Also on his agenda are reaching agreements with the U.S. on extradition and a trade investment framework. In addition, Taiwan is seeking help from the U.S., Japan, Canada and other countries to allow it to participate in some international organizations like the United Nations’ World Health Organization and its decision-making body, the World Health Assembly. Taiwan lost its U.N. status in 1971, when the PRC became the official representative of China.

When severe acute respiratory syndrome (SARS) struck China badly, “we were kept in the dark so we could not help. If we were part of the WHA, we could help each other. Health is universal and we want to be part of it. This is nothing political,” Yuan emphasized. In May 2009, for the first time in 40 years, and with no objection from China, Taiwan was allowed to attend a WHO meeting as an observer.

Similarly, Taiwan wanted to participate in the U.N. Climate Change Conference in Copenhagen in December. “We asked the U.S., the United Nations, everybody, why not have Taiwan participate? This is nothing political. Everybody has to be involved,” he said.

Because of climate change, he continued, sea level has become “a big threat” to his island. A typhoon and heavy rains last August wiped out several villages and cost more than 650 lives and “we should share this experience with the international community. We need an early warning system to know if an earthquake or hurricane or typhoon is going to hit us,” Yuan said. “This is a legitimate request, and we can make a contribution, but if we are not part of the U.N. climate change, how can we help? We want more support from the U.S. and other major countries to be part of it.”

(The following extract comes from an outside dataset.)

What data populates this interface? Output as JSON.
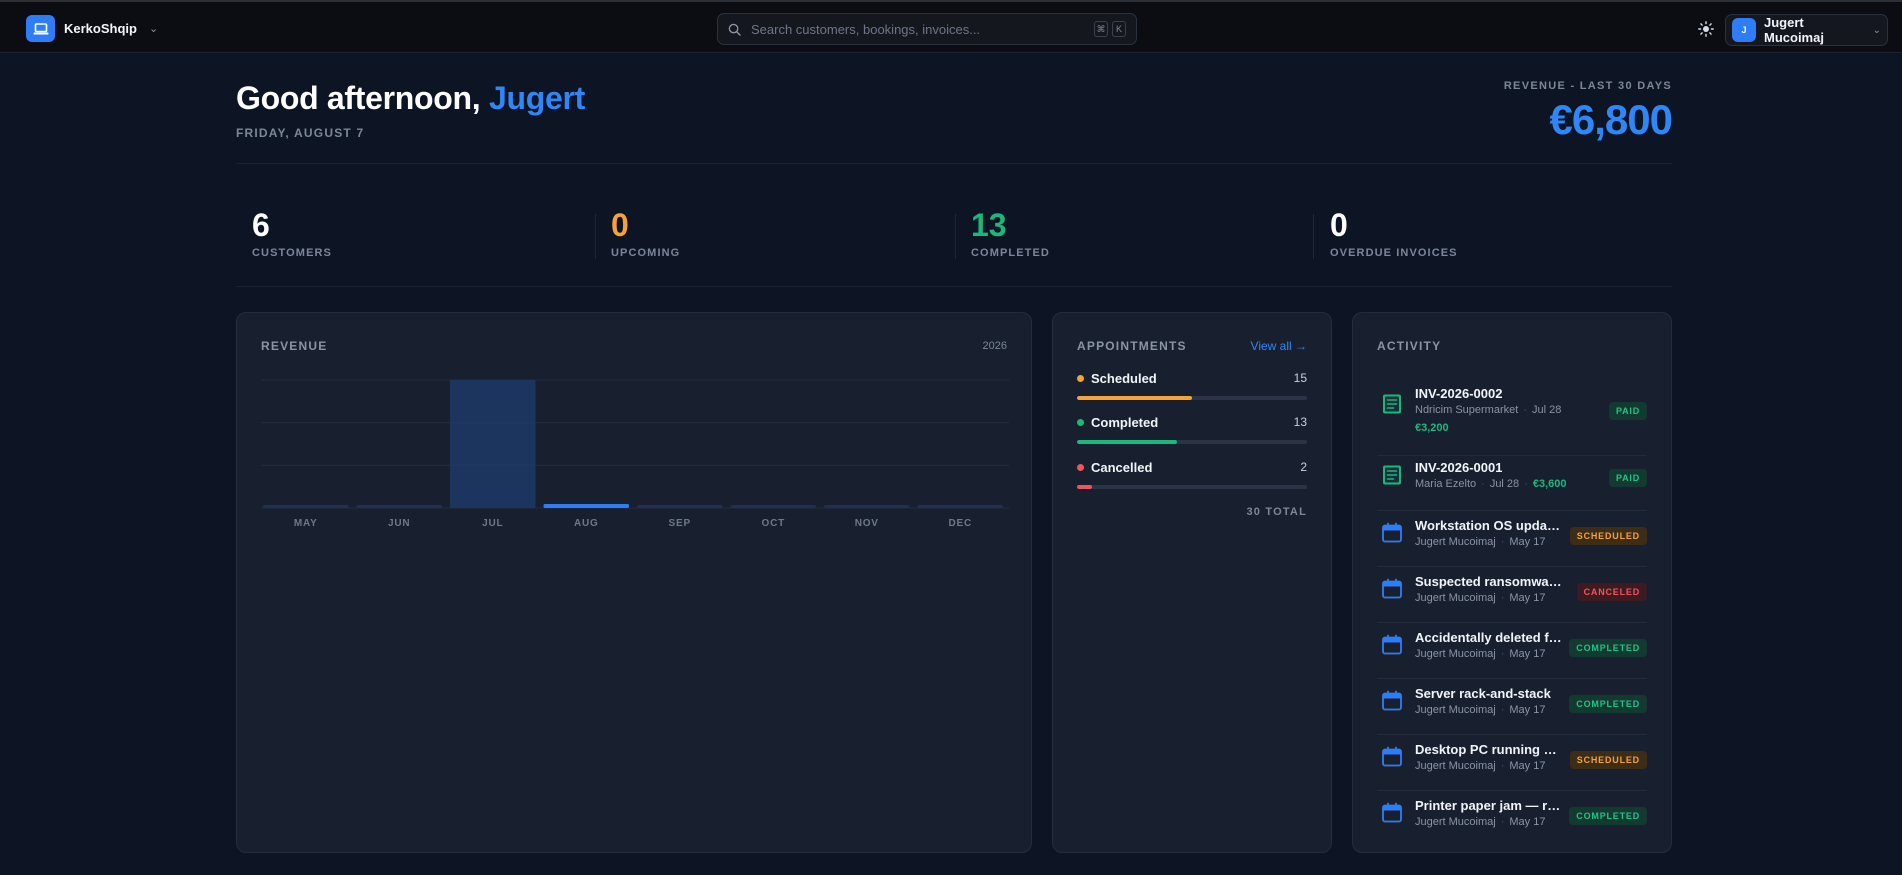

Further, he asserted, “it’s ridiculous” that Taiwan, with so many flights into and out of the country, is not part of the International Civil Aviation Organization. “This is a reasonable request but it takes time. Not just the U.S. alone or China alone can decide if we can be part of it. We have to get everybody’s support,” he said. “Hopefully, in a year or two, we will get some kind of status in the ICAO.” Becoming involved in climate change talks might take longer “because they just had the Copenhagen discussion, but you always set a goal. We think there is a good chance for us and it is one of our goals now,” Yuan said.

While the absence of full diplomatic ties with the U.S. is “a limitation” on what Taiwan can achieve in the international community, Yuan said it does not diminish the values Taiwan offers, particularly to U.S. and to China through relationships that will benefit all three countries. “The core value of our tie with the U.S. is democracy, and we are the best example to influence mainland China down the road because we share the same culture, same race and same traditions. There are one million Taiwanese living in China and so much intermarriage. That kind of influence and impact down the road will be tremendous,” Yuan declared.

In conclusion he pointed again to our common democracy as the bond holding the relationship together. “That is a reason that the U.S. can not give up Taiwan, a reason for the U.S. to promote Taiwan. We still consider the U.S. the most important country to us. We can easily trust the U.S., while it’s still a question how much we can trust China, a communist country. We love your system and we are grateful for the support of the U.S. for the past 60 years that has enabled us to stand tall. We are proud of ourselves, and I am very optimistic. As long as we never give up, I think we’re going to do well.”